= Beginning of Section =
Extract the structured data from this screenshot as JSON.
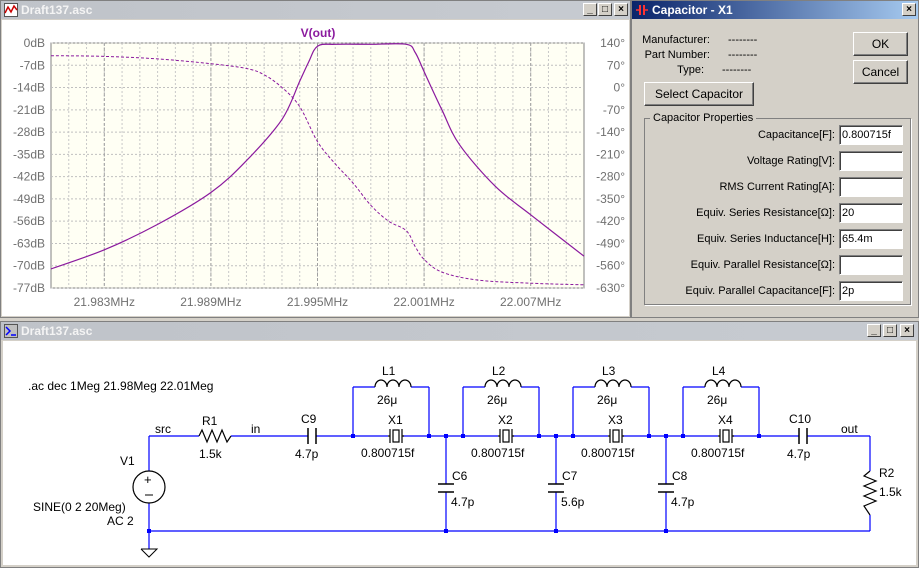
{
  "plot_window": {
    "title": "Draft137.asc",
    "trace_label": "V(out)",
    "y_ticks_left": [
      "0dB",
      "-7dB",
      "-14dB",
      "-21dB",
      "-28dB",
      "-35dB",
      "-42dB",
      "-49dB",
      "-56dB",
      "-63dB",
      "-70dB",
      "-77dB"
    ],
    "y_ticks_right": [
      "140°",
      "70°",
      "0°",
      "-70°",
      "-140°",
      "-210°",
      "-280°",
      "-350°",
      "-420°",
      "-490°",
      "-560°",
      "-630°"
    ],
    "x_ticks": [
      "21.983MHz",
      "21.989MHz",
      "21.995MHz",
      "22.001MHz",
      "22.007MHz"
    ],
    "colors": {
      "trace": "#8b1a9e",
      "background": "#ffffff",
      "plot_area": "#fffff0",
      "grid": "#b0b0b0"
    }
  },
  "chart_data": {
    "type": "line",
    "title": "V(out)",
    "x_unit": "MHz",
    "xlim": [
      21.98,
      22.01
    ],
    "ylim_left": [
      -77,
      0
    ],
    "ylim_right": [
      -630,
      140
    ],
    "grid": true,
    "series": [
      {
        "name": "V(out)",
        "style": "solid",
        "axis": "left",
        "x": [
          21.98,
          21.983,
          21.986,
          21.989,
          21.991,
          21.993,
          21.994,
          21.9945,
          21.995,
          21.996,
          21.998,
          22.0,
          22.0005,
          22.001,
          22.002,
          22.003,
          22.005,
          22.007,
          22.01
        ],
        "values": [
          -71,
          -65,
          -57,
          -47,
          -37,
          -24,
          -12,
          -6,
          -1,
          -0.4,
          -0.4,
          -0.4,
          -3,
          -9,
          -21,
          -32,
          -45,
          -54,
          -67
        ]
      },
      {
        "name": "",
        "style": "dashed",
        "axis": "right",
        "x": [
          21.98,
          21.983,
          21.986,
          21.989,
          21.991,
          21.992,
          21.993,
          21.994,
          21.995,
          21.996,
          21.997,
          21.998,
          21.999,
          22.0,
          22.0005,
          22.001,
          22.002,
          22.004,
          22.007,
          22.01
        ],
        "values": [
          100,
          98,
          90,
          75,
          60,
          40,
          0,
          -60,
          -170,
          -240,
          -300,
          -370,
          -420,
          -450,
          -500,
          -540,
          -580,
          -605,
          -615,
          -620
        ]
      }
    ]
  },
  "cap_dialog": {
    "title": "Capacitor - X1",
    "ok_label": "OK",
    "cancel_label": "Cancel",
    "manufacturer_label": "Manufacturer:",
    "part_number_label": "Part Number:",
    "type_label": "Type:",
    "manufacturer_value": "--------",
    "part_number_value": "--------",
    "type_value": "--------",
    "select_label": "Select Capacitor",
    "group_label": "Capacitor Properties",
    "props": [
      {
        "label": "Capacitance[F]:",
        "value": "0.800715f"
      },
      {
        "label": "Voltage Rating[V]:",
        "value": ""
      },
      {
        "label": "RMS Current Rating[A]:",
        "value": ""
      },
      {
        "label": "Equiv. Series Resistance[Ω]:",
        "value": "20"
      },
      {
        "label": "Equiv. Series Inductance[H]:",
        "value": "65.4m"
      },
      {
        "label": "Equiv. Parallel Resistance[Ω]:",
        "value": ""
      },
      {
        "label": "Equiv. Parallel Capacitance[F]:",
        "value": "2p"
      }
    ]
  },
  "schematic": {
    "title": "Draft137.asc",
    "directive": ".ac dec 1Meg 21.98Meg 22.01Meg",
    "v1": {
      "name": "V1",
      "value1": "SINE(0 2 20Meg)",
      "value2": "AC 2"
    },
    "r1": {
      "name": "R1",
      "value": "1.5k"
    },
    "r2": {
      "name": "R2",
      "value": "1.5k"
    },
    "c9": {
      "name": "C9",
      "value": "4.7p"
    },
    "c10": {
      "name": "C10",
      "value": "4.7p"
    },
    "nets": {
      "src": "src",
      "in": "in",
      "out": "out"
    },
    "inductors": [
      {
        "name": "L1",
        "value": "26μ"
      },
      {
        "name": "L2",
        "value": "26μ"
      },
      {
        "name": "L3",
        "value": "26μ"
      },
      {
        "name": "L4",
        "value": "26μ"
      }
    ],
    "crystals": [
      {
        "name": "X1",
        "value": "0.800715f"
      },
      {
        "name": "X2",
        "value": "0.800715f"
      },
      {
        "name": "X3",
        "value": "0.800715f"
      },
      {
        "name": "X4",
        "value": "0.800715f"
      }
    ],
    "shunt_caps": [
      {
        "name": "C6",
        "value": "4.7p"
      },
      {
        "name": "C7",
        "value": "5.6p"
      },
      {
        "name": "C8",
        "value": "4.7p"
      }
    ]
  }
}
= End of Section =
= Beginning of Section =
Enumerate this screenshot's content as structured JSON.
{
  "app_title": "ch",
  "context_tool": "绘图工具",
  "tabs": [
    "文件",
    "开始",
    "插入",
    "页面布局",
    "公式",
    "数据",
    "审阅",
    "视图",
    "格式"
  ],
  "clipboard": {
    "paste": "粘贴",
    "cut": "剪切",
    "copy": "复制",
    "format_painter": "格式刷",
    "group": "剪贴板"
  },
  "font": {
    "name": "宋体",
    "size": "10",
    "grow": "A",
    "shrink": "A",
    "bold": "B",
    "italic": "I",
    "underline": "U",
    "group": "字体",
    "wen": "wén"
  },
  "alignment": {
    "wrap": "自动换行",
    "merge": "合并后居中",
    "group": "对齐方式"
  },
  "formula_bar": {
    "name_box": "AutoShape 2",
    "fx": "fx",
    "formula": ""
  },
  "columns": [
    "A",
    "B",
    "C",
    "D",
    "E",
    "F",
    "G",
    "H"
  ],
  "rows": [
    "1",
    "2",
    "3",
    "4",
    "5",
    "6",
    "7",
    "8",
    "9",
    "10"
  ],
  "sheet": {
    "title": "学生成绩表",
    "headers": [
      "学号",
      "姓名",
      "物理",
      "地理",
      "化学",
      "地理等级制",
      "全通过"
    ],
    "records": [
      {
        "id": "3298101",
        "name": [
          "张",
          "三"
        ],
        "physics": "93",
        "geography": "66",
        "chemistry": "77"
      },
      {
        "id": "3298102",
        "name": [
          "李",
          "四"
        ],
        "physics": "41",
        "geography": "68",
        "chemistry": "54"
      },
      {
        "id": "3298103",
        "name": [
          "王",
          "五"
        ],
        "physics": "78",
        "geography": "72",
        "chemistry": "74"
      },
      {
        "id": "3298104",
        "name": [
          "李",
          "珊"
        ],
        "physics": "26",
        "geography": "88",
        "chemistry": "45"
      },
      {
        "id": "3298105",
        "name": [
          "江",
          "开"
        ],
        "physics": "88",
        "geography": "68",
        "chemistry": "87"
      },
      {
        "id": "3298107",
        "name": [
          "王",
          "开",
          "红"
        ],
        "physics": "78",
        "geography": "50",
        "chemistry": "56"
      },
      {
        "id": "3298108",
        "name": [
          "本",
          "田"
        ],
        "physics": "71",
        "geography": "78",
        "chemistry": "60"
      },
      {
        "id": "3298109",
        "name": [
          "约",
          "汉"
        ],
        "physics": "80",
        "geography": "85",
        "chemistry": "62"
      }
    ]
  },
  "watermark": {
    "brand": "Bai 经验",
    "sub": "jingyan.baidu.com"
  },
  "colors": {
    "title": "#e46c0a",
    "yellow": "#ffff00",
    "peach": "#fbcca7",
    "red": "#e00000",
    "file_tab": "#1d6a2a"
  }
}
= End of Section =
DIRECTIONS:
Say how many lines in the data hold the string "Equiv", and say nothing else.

ANSWER FOR THE TASK:
4